WORK ITEM ->
From the first line to the last, please write out the data exactly.
*** INPUT Section Begins ***
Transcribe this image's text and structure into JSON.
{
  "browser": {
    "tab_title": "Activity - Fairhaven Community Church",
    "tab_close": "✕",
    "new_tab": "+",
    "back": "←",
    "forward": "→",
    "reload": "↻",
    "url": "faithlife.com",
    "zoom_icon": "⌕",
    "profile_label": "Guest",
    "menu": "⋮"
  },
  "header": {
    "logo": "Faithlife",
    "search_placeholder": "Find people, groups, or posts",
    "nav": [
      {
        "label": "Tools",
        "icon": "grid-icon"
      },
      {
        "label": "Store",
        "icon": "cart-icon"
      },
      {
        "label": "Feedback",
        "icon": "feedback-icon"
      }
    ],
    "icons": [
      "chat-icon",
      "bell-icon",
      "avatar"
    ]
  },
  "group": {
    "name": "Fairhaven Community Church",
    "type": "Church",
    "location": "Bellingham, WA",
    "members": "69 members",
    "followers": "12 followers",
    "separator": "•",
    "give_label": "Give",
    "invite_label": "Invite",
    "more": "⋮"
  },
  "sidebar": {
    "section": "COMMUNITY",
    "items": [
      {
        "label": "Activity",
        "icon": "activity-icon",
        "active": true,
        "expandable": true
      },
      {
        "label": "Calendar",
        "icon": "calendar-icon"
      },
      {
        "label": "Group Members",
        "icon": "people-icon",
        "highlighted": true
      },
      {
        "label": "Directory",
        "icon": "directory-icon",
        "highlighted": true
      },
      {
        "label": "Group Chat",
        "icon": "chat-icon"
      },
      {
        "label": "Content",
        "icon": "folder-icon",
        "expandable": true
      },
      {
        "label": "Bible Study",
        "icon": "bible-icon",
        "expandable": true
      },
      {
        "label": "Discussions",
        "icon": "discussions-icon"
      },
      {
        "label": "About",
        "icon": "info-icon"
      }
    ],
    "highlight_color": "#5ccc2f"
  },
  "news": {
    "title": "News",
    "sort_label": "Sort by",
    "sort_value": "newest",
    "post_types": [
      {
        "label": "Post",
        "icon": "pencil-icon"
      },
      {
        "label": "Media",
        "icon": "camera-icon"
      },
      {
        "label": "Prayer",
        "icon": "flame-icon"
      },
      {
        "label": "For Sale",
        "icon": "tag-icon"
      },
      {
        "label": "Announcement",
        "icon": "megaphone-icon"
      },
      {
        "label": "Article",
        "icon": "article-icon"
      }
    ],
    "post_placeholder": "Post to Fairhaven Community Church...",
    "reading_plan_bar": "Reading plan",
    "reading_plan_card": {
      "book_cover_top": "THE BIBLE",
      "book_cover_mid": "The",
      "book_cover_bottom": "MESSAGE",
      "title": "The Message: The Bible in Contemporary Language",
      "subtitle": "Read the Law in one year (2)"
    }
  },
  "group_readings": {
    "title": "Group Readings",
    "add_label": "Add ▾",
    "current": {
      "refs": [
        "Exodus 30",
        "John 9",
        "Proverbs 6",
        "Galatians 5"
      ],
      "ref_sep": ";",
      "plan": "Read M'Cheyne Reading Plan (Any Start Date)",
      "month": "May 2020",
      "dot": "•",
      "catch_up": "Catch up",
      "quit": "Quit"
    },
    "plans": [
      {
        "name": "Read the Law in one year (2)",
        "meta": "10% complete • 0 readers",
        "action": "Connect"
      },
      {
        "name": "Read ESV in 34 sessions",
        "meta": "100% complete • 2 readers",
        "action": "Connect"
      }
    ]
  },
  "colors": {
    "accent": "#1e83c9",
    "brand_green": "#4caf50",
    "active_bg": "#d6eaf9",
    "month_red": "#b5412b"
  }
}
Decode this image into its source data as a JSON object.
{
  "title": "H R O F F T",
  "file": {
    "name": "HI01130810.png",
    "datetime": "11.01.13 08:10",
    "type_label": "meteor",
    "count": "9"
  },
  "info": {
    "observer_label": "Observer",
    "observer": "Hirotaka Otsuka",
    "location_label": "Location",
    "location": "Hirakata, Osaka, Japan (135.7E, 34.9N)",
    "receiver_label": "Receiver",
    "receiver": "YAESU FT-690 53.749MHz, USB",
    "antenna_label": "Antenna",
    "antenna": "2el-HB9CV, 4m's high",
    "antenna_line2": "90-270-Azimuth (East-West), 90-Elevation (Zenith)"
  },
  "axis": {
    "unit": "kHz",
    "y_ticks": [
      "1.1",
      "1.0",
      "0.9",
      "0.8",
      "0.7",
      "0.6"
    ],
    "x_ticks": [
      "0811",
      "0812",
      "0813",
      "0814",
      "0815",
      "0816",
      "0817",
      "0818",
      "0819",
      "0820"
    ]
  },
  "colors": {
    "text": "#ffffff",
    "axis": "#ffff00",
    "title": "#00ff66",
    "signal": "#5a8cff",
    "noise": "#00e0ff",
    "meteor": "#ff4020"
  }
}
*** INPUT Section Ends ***
YOUR SOLUTION ->
Transcribe this image's text and structure into JSON.
{
  "browser": {
    "tab_title": "Activity - Fairhaven Community Church",
    "tab_close": "✕",
    "new_tab": "+",
    "back": "←",
    "forward": "→",
    "reload": "↻",
    "url": "faithlife.com",
    "zoom_icon": "⌕",
    "profile_label": "Guest",
    "menu": "⋮"
  },
  "header": {
    "logo": "Faithlife",
    "search_placeholder": "Find people, groups, or posts",
    "nav": [
      {
        "label": "Tools",
        "icon": "grid-icon"
      },
      {
        "label": "Store",
        "icon": "cart-icon"
      },
      {
        "label": "Feedback",
        "icon": "feedback-icon"
      }
    ],
    "icons": [
      "chat-icon",
      "bell-icon",
      "avatar"
    ]
  },
  "group": {
    "name": "Fairhaven Community Church",
    "type": "Church",
    "location": "Bellingham, WA",
    "members": "69 members",
    "followers": "12 followers",
    "separator": "•",
    "give_label": "Give",
    "invite_label": "Invite",
    "more": "⋮"
  },
  "sidebar": {
    "section": "COMMUNITY",
    "items": [
      {
        "label": "Activity",
        "icon": "activity-icon",
        "active": true,
        "expandable": true
      },
      {
        "label": "Calendar",
        "icon": "calendar-icon"
      },
      {
        "label": "Group Members",
        "icon": "people-icon",
        "highlighted": true
      },
      {
        "label": "Directory",
        "icon": "directory-icon",
        "highlighted": true
      },
      {
        "label": "Group Chat",
        "icon": "chat-icon"
      },
      {
        "label": "Content",
        "icon": "folder-icon",
        "expandable": true
      },
      {
        "label": "Bible Study",
        "icon": "bible-icon",
        "expandable": true
      },
      {
        "label": "Discussions",
        "icon": "discussions-icon"
      },
      {
        "label": "About",
        "icon": "info-icon"
      }
    ],
    "highlight_color": "#5ccc2f"
  },
  "news": {
    "title": "News",
    "sort_label": "Sort by",
    "sort_value": "newest",
    "post_types": [
      {
        "label": "Post",
        "icon": "pencil-icon"
      },
      {
        "label": "Media",
        "icon": "camera-icon"
      },
      {
        "label": "Prayer",
        "icon": "flame-icon"
      },
      {
        "label": "For Sale",
        "icon": "tag-icon"
      },
      {
        "label": "Announcement",
        "icon": "megaphone-icon"
      },
      {
        "label": "Article",
        "icon": "article-icon"
      }
    ],
    "post_placeholder": "Post to Fairhaven Community Church...",
    "reading_plan_bar": "Reading plan",
    "reading_plan_card": {
      "book_cover_top": "THE BIBLE",
      "book_cover_mid": "The",
      "book_cover_bottom": "MESSAGE",
      "title": "The Message: The Bible in Contemporary Language",
      "subtitle": "Read the Law in one year (2)"
    }
  },
  "group_readings": {
    "title": "Group Readings",
    "add_label": "Add ▾",
    "current": {
      "refs": [
        "Exodus 30",
        "John 9",
        "Proverbs 6",
        "Galatians 5"
      ],
      "ref_sep": ";",
      "plan": "Read M'Cheyne Reading Plan (Any Start Date)",
      "month": "May 2020",
      "dot": "•",
      "catch_up": "Catch up",
      "quit": "Quit"
    },
    "plans": [
      {
        "name": "Read the Law in one year (2)",
        "meta": "10% complete • 0 readers",
        "action": "Connect"
      },
      {
        "name": "Read ESV in 34 sessions",
        "meta": "100% complete • 2 readers",
        "action": "Connect"
      }
    ]
  },
  "colors": {
    "accent": "#1e83c9",
    "brand_green": "#4caf50",
    "active_bg": "#d6eaf9",
    "month_red": "#b5412b"
  }
}
Decode this image into its source data as a JSON object.
{
  "title": "H R O F F T",
  "file": {
    "name": "HI01130810.png",
    "datetime": "11.01.13 08:10",
    "type_label": "meteor",
    "count": "9"
  },
  "info": {
    "observer_label": "Observer",
    "observer": "Hirotaka Otsuka",
    "location_label": "Location",
    "location": "Hirakata, Osaka, Japan (135.7E, 34.9N)",
    "receiver_label": "Receiver",
    "receiver": "YAESU FT-690 53.749MHz, USB",
    "antenna_label": "Antenna",
    "antenna": "2el-HB9CV, 4m's high",
    "antenna_line2": "90-270-Azimuth (East-West), 90-Elevation (Zenith)"
  },
  "axis": {
    "unit": "kHz",
    "y_ticks": [
      "1.1",
      "1.0",
      "0.9",
      "0.8",
      "0.7",
      "0.6"
    ],
    "x_ticks": [
      "0811",
      "0812",
      "0813",
      "0814",
      "0815",
      "0816",
      "0817",
      "0818",
      "0819",
      "0820"
    ]
  },
  "colors": {
    "text": "#ffffff",
    "axis": "#ffff00",
    "title": "#00ff66",
    "signal": "#5a8cff",
    "noise": "#00e0ff",
    "meteor": "#ff4020"
  }
}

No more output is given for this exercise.